- **Task to complete**: Lines of the material that include the string "header" should be returned.

·····

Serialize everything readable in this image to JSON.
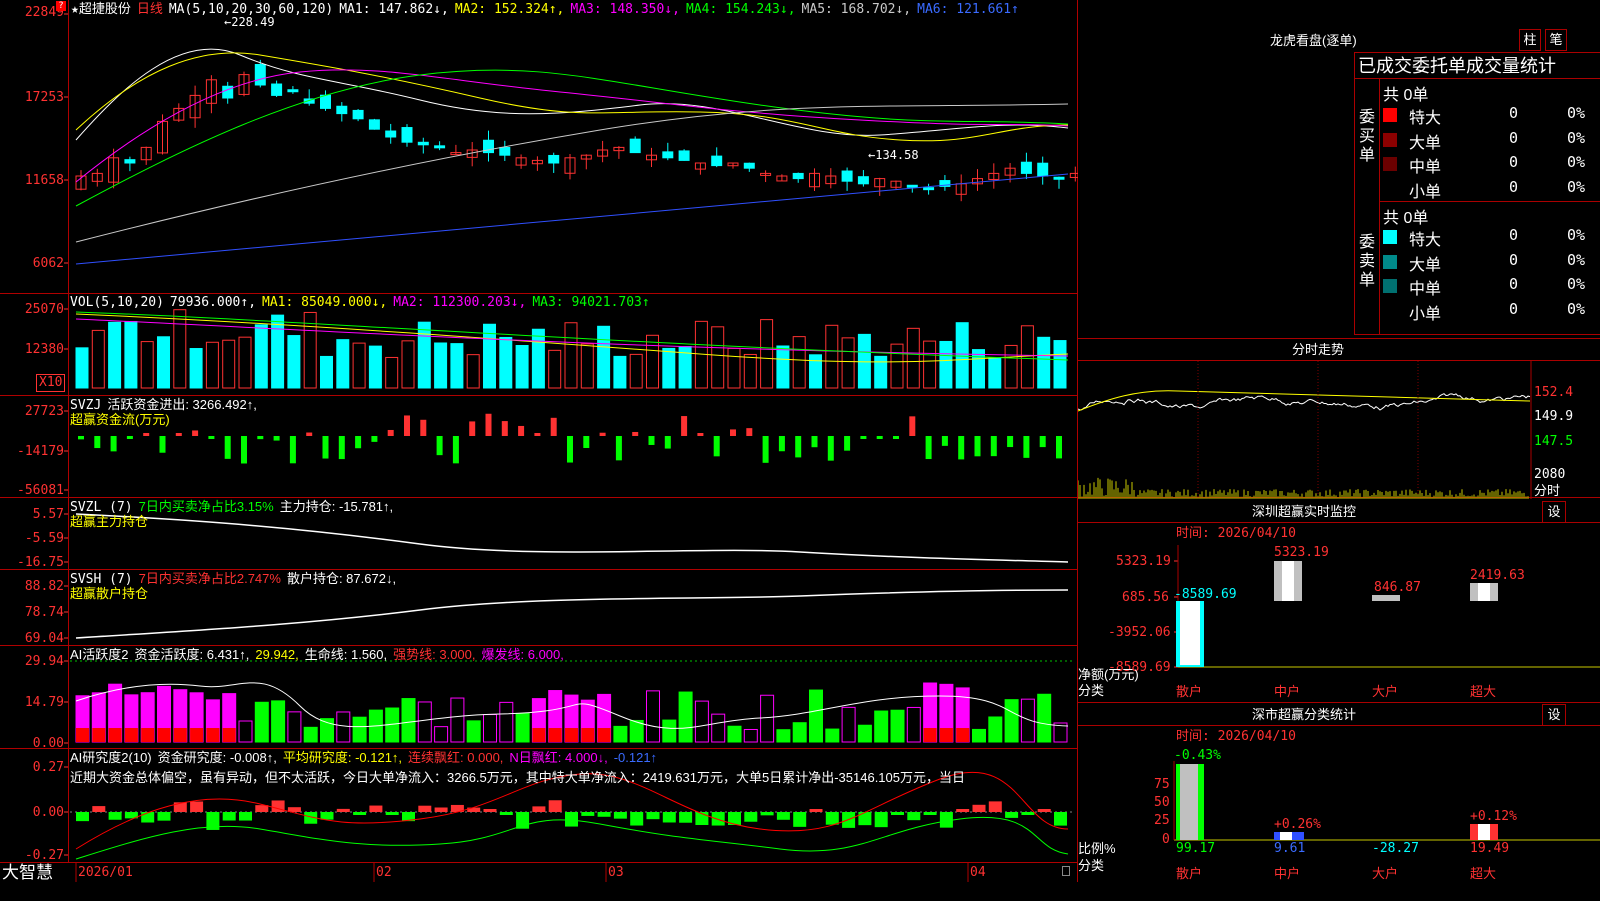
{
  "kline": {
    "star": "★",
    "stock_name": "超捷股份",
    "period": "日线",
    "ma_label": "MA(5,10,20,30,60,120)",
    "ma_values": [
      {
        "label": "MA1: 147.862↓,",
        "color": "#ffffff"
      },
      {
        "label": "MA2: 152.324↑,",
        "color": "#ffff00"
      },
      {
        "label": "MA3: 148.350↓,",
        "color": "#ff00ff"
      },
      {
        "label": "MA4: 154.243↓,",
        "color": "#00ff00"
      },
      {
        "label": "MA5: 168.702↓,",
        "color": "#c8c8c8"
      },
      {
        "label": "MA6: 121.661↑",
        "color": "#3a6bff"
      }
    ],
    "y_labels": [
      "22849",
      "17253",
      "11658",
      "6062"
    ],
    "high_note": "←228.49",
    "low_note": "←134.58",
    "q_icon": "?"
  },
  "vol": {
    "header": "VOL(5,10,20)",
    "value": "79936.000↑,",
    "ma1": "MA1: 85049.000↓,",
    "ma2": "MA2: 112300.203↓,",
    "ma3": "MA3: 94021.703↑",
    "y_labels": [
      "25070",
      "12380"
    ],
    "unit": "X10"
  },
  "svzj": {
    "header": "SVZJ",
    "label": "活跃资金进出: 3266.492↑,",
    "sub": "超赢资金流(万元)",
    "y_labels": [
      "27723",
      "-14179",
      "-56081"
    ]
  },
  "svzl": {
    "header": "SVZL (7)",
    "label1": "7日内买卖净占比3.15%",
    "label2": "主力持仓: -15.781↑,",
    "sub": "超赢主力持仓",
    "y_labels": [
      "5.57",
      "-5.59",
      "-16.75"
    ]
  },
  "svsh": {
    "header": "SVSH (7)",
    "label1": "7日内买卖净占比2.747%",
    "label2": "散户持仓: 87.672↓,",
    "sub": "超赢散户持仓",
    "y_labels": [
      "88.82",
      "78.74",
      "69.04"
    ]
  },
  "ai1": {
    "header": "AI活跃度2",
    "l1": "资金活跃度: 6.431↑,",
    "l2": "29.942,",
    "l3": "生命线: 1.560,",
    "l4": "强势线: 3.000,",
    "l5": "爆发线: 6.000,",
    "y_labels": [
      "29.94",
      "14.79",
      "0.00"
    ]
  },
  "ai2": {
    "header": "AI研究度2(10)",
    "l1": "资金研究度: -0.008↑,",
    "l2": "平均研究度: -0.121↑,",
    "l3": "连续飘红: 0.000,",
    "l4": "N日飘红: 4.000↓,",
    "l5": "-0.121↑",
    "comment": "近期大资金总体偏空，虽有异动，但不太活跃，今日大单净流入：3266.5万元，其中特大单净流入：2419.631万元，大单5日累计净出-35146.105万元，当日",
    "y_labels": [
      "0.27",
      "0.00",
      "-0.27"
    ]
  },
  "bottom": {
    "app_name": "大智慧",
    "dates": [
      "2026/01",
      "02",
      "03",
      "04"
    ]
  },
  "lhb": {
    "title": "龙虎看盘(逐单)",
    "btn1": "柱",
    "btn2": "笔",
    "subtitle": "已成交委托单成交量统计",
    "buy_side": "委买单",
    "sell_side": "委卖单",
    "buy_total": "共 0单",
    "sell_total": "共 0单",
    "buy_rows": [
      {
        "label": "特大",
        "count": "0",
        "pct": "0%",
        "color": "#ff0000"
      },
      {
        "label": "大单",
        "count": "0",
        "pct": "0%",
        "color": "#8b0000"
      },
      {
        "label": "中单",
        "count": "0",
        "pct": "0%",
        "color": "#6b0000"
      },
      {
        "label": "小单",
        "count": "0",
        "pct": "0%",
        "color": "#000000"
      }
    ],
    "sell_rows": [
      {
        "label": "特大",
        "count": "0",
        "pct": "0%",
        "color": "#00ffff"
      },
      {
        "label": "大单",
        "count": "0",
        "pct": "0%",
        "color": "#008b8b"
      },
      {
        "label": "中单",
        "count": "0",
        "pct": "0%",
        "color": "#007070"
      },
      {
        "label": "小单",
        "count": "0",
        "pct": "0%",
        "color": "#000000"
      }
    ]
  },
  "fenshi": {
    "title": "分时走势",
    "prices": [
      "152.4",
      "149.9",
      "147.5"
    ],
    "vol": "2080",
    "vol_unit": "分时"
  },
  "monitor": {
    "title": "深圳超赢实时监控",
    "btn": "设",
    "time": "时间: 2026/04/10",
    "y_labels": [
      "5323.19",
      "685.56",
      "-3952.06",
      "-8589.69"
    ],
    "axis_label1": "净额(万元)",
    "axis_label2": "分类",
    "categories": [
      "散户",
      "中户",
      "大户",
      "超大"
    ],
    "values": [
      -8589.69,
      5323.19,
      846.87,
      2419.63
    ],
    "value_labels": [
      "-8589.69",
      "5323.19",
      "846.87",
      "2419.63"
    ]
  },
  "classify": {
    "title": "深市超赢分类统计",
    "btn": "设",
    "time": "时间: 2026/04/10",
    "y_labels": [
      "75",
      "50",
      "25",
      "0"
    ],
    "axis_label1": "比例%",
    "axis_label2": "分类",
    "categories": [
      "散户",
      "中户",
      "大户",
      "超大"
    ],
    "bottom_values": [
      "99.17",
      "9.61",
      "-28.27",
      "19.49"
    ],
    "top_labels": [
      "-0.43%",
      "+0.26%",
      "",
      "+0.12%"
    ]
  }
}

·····

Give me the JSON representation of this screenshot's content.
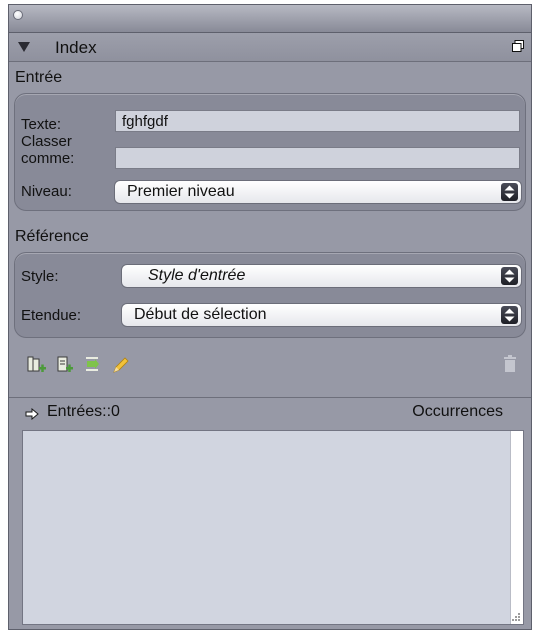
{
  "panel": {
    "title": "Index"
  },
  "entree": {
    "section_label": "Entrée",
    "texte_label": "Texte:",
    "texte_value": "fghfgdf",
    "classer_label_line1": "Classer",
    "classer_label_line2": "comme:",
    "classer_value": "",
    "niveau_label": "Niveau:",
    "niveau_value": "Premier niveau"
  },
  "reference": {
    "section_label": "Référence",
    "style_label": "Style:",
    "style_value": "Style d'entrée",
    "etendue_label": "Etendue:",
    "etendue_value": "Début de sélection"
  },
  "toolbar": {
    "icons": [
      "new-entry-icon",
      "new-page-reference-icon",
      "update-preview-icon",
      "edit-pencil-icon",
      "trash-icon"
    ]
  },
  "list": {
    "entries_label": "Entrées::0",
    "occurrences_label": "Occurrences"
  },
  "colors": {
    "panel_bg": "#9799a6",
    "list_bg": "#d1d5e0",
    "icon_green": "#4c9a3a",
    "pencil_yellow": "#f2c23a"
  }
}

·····

- **Solution**:
    "header": "VOL(5,10,20)",
    "header": "SVZJ",
    "header": "SVZL (7)",
    "header": "SVSH (7)",
    "header": "AI活跃度2",
    "header": "AI研究度2(10)",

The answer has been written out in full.